“We go around about once a year“ said Doug Whippie, Director of Science Operations at the Peak. “Reckon it might play a part in explaining why summer and winter are so radically different, but it’ll be a while before we can say for sure.”
Astronomers at the Urundi Peak Observatory in Western Australia have discovered that the Earth is orbiting an enormous, yellow star.
At Urundi Peak, Whippie and Senior Research Associate, Pat Bell told reporters that the observatory staff were both excited and completely exhausted.
“Everyone here’s working around the clock,” explained Whippie. “We’re up to our necks in data. No complaints there.
I reckon that’s how every scientist wants to be buried,” he added, laughing.
“The sheer amount of light and heat this thing is putting out is staggering,” revealed Bell. “It’s basically a colossal fusion bomb parked right on our doorstep."
This statement provoked a wide variety of reactions from political, scientific and religious communities across the world.
"This kind of fancy-pants talk is doing nothing but scaring a lot of good Americans," stated Republican Senator, James Haff. "We need to get a grip on the facts, then get man up there before the Chinese do."
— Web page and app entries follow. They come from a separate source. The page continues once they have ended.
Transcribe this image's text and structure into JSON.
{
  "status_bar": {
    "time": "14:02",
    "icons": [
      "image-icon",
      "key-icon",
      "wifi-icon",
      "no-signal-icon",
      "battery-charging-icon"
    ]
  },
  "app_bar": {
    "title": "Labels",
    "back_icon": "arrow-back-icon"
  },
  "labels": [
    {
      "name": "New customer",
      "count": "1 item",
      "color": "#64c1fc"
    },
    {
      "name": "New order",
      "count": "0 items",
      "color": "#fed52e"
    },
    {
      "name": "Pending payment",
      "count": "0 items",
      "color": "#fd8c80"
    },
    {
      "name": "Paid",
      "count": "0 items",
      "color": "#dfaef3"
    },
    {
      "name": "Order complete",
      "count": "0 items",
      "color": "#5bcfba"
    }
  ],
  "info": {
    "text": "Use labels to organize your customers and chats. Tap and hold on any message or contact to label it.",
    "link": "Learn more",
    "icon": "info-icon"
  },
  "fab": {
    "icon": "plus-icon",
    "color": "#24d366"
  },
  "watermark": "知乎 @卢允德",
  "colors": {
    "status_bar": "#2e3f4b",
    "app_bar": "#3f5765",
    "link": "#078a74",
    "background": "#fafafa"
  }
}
At the National Aeronautics and Space Agency (N.A.S.A.), Communications Director, Jan Van Hook expressed frustration over Bell’s choice of words. “I’m getting over five hundred calls an hour here. People think they’re going to get incinerated the moment they walk out their front doors. The next time Doctor Bell describes the “Sun,” I’d be grateful if he’d include his own phone number.”
In Rome, thousands of worshippers crowded into Saint Peter’s Basilica. “’I am the light of the world’ said our Savior Jesus Christ,” Pope Benedict XVI told those who had come looking for guidance. “To want two lights is not only blasphemous, it is excessive.”
Urundi Peak Observatory, Western Australia.
Image - © ALMA (ESA/NAOJ/NRAO) Bob Broilo
Within hours of the discovery observatories in Puerto Rica and California had independently confirmed the existence of the new star. Astrophysicists at both locations were elated.
“We’ve suspected the existence of a neighboring G-Type star for many years,” said Raymond Chang, Senior Research Specialist at the Arecibo Observatory in Puerto Rica. “The secondary evidence is very strong. Think about the large amount of light we experience every day or the way the planet’s surface heats up for no apparent reason.”
“Why is one part of the sky always obscured by a brilliant, orange glare?” added Doctor Jill Turner, Chang’s colleague at Arecibo. “That’s bugged me since I was a small child.”
Early reports describing the find as “monumentally colossal” and “mind-blowingly gigantic,” met with skepticism from the scientific community, but data now indicates the new star may account for up to 99.8% of all matter within our planetary system.
“That’s big,” said Paul Wilson, Professor of Cosmology at Cornell University’s Department of Astronomy and Space Sciences. “I’ve been researching and studying big things for over forty years and I would have to place this in the ‘very, very big’ category.”
Astronomers at the Peak nicknamed the new star “Sol” after Doug Whippie’s Australian sheepdog “Solomon.” “If we had a female up here we would’ve named it after her,” joked Whippie. “ But we’re in the middle of nowhere, so I guess a bloody dog’ll have to do.”
The International Astronomical Union, the recognized authority for naming celestial bodies, designated the G2 star as the “Sun.” The word originates from the Anglo-Saxon “Sunn” which loosely translates as “large and difficult to look at.”
Cape Maru Observatory in South Africa captured this astonishing image of our moon passing in front of the newly discovered star.
Astronomers say the reason the "Sun" eluded discovery for so long is due to a unique, unexplained anomaly;
it is the only star that does not appear in the night sky.
Snapshot from the Hubble Space Telescope of our new neighbor, the "Sun."
Scientists have coined the term "sunlight" to describe the rays emanating from the star that appear to illuminate everyday objects.
"It's looking more and more likely that the "Sun" was always there, but you've got to give ordinary people time to adjust," reflected Ryan Gale, Editor of "Science Today." "In time, I think we're going to find this discovery impacting fields far, far removed from the discipline of astronomy."
The scientists at Urundi Peak have already found there's more than a grain of truth in Gale's prediction.
“We’ve had all kinds of calls since this thing started,” said Doug Whippie. “I’d expected other observatories, government agencies and a few reporters to take an interest. I didn't think we'd be hearing from farmers, travel agents and whole bunch of wedding planners.”
“We haven’t got a clue when you should plant corn or if a June wedding’s a bad idea,” added Pat Bell. “We’d like to help these people, but the answers to those kinds of questions are years away.”
"We're both single, never take vacation's and every plant we've ever had here has died," joked Doug Whippie. "So you might want to call someone else."
Whippie and Bell are expected to publish a detailed report of their findings in a forthcoming edition of the academic journal, "Science."